Some are frustrated by the Radiology Department’s complete ineptitude when it comes to diagnosing and capturing Pokémon on standard imaging modalities.  “I sat here and watched one guy scroll right past a Diglett on an abdominal CT,” said Carter.  “I said, ‘Hey!  Did you not just see that Diglett?!’  He said it was an enlarged lymph node.  Now that patient is getting radiation and chemotherapy.”

The problem appears to be spreading to other parts of the hospital as witnesses report seeing a pathologist miss a Jigglypuff on a peripheral blood smear.

We hear Pikachu is appearing in colons.

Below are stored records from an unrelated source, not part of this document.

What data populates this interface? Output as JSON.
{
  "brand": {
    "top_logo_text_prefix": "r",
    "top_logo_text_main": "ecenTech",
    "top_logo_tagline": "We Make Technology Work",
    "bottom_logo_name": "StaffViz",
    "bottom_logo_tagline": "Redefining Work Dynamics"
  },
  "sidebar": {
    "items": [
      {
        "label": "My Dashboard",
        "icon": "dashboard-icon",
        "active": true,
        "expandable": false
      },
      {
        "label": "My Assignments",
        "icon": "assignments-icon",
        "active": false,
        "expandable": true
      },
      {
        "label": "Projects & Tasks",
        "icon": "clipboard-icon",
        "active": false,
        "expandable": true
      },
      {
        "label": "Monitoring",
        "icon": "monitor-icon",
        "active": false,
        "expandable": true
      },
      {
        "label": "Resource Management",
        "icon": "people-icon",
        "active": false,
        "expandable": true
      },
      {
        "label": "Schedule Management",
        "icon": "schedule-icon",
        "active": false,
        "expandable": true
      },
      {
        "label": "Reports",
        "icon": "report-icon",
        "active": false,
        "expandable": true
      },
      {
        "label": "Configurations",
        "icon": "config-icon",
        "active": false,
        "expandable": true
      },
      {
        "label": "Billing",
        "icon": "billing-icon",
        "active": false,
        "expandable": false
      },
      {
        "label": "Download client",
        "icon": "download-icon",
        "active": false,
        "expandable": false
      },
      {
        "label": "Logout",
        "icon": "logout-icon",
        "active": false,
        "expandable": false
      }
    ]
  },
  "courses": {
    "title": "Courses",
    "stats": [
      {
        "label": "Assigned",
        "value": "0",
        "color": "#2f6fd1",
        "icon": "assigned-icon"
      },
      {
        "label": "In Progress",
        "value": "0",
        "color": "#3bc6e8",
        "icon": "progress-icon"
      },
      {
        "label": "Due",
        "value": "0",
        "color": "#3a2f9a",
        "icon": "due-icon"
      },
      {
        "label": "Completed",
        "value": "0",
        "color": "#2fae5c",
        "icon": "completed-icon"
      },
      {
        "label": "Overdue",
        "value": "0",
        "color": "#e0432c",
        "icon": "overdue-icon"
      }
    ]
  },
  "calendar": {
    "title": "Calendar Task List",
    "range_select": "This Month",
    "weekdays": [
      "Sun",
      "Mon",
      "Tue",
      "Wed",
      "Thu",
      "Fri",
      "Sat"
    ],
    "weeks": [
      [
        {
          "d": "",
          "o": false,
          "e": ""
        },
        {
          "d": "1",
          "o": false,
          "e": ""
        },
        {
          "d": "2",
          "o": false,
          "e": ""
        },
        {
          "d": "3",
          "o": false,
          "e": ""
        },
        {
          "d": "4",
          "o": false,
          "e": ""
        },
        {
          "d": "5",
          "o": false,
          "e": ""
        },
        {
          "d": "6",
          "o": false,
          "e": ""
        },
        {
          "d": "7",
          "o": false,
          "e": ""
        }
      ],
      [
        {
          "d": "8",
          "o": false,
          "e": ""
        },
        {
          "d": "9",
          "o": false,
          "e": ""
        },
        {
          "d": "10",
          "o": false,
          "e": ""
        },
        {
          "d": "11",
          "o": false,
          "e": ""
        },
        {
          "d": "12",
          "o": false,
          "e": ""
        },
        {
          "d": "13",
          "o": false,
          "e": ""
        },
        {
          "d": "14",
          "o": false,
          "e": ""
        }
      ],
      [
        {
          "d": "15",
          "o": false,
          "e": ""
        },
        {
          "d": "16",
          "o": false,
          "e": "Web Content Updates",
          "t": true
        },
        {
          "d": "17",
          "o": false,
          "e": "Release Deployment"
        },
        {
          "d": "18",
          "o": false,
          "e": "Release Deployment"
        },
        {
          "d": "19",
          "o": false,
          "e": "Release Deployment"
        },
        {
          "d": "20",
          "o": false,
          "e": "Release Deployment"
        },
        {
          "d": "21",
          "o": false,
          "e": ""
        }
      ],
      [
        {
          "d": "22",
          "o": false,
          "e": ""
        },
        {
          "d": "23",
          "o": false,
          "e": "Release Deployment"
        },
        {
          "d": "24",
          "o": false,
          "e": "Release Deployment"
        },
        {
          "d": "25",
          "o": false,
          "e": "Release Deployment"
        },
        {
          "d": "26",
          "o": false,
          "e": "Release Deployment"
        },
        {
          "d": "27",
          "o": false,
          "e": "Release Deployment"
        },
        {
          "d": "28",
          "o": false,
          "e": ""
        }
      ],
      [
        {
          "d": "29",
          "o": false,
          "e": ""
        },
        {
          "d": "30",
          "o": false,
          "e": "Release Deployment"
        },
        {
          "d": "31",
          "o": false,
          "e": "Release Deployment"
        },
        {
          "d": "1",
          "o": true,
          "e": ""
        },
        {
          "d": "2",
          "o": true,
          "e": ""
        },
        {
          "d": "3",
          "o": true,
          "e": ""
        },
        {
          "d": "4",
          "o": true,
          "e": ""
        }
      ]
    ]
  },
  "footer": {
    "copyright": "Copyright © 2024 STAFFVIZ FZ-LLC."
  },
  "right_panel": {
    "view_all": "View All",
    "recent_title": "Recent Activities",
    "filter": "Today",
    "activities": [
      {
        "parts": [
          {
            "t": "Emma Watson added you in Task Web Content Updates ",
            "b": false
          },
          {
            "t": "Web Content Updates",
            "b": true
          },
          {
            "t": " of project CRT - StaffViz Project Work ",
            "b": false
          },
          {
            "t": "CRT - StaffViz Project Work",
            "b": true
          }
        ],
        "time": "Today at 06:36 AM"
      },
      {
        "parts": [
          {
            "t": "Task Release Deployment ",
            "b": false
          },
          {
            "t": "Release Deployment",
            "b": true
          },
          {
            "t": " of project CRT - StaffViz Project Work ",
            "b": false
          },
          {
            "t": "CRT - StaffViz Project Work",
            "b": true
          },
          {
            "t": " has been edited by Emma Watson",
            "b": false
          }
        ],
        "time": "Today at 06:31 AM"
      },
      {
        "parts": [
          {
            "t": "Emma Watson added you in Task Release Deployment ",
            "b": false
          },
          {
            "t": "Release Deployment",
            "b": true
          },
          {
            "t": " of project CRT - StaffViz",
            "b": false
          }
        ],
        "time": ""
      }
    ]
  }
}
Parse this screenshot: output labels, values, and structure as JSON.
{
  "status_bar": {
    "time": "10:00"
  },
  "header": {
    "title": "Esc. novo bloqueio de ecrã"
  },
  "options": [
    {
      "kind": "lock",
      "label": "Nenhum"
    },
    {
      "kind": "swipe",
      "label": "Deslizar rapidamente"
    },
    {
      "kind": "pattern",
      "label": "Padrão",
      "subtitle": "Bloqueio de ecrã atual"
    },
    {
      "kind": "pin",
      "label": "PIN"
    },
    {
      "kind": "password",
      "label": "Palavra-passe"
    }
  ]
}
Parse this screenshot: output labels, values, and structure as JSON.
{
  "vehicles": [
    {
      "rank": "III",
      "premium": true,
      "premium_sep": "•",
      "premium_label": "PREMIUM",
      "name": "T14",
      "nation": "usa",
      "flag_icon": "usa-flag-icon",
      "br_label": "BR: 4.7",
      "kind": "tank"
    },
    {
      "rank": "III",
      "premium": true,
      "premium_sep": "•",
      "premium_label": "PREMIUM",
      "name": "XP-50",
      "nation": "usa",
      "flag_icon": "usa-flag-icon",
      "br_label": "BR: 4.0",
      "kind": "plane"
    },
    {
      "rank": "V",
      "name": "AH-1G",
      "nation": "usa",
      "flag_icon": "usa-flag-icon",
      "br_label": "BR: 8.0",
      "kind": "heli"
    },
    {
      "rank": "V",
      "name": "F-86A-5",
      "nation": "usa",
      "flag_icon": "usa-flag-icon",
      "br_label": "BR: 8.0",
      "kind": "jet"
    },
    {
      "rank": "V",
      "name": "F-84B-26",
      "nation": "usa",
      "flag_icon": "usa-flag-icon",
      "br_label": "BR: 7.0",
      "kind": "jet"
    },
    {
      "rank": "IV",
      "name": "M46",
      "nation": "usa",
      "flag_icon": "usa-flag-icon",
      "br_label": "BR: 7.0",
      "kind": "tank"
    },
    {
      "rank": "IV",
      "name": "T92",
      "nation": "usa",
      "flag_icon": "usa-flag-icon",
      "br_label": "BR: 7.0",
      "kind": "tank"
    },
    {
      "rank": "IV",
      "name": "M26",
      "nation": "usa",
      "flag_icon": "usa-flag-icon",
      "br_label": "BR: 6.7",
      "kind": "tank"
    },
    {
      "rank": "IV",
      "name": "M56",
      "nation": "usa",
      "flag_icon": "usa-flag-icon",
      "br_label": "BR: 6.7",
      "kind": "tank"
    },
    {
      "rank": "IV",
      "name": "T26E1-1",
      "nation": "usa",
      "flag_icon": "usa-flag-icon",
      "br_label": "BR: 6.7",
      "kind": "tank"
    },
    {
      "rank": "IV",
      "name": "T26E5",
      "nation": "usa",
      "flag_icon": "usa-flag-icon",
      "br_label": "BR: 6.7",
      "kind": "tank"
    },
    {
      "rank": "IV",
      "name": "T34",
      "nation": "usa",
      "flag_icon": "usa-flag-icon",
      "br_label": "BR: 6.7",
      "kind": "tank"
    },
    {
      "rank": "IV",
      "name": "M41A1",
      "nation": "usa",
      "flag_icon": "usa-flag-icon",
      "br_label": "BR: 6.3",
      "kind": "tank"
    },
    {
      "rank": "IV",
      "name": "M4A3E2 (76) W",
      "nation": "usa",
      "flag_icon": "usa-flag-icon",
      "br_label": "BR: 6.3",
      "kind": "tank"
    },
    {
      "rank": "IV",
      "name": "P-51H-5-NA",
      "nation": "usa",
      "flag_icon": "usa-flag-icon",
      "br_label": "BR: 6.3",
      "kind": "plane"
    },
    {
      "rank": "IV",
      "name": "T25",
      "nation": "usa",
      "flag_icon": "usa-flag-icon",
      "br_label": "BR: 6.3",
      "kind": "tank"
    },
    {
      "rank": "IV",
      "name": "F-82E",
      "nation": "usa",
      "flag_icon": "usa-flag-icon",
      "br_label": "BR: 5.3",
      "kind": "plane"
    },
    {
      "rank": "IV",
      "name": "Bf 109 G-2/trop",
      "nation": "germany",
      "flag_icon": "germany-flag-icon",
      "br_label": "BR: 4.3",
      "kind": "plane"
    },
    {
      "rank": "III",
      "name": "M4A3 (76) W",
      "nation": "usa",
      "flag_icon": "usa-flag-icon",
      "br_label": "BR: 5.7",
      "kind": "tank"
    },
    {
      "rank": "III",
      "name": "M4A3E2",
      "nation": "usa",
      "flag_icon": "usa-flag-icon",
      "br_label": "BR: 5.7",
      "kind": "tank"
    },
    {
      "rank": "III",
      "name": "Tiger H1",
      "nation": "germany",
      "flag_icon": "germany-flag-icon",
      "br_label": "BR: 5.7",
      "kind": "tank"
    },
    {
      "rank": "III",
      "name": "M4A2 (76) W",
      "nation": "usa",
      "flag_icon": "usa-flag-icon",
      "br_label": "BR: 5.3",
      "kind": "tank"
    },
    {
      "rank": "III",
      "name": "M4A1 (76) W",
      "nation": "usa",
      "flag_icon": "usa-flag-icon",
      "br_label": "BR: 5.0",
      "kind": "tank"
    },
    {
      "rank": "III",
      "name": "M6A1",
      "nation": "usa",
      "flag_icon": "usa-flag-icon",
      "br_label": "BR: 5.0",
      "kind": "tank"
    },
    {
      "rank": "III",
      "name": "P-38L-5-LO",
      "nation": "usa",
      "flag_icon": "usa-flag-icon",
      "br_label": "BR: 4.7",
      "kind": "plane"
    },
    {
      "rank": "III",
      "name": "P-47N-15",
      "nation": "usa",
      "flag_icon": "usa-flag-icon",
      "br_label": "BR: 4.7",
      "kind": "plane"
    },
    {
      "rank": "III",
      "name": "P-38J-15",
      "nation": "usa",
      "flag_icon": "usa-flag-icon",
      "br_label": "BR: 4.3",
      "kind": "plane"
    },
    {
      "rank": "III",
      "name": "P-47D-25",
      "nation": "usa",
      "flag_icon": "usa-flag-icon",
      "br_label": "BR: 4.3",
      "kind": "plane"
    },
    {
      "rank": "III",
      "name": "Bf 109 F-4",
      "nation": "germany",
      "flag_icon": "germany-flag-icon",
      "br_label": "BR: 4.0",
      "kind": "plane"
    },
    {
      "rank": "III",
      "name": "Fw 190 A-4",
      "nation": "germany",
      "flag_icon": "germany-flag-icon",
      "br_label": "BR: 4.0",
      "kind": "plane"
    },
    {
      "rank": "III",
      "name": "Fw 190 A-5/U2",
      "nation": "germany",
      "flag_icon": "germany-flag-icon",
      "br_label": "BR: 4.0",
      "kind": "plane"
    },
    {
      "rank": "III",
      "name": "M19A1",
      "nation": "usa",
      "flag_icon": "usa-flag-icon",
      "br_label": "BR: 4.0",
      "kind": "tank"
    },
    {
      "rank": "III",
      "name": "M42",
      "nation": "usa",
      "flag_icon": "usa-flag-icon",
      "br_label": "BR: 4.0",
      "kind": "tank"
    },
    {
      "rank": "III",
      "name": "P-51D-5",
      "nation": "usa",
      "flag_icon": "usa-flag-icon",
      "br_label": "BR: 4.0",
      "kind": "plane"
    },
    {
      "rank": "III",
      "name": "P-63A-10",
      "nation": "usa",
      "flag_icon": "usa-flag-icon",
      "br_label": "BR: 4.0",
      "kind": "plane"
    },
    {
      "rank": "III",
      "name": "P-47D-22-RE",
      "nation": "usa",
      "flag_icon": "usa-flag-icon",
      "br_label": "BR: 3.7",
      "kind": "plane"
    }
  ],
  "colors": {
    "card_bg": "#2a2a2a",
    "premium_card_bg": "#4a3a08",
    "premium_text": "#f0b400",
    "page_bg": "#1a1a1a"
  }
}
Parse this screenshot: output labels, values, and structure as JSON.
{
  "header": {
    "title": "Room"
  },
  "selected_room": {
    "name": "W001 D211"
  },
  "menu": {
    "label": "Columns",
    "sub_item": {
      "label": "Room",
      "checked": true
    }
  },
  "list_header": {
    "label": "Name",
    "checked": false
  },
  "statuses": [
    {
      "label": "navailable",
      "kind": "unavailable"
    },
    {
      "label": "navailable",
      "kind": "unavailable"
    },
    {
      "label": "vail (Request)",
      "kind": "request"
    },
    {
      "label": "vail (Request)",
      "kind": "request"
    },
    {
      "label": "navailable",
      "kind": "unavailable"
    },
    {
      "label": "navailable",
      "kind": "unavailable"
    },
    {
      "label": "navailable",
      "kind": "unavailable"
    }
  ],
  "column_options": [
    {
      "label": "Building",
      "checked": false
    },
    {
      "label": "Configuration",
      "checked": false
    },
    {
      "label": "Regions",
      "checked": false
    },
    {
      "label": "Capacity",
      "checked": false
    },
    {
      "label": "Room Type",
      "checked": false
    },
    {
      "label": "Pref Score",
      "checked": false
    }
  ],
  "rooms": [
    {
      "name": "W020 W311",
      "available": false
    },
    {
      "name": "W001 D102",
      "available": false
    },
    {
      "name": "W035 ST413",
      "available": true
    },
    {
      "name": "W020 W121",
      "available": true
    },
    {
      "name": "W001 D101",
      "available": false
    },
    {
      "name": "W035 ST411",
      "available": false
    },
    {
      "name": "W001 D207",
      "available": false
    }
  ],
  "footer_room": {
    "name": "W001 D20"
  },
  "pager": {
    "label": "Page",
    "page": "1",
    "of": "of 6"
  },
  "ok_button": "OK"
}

Dr. Glaucomflecken
Following a successful career as a doctor impersonator, Dr. Glaucomflecken decided to attend a real, accredited medical school and residency program. Now he spends his time treating eyeballs, occasionally forgetting that they belong to an actual human body. Dr. Glaucomflecken specializes in knowing where to look when talking to somebody with a lazy eye. He started writing for GomerBlog after being told to “publish or perish.” Follow me on Twitter @DGlaucomflecken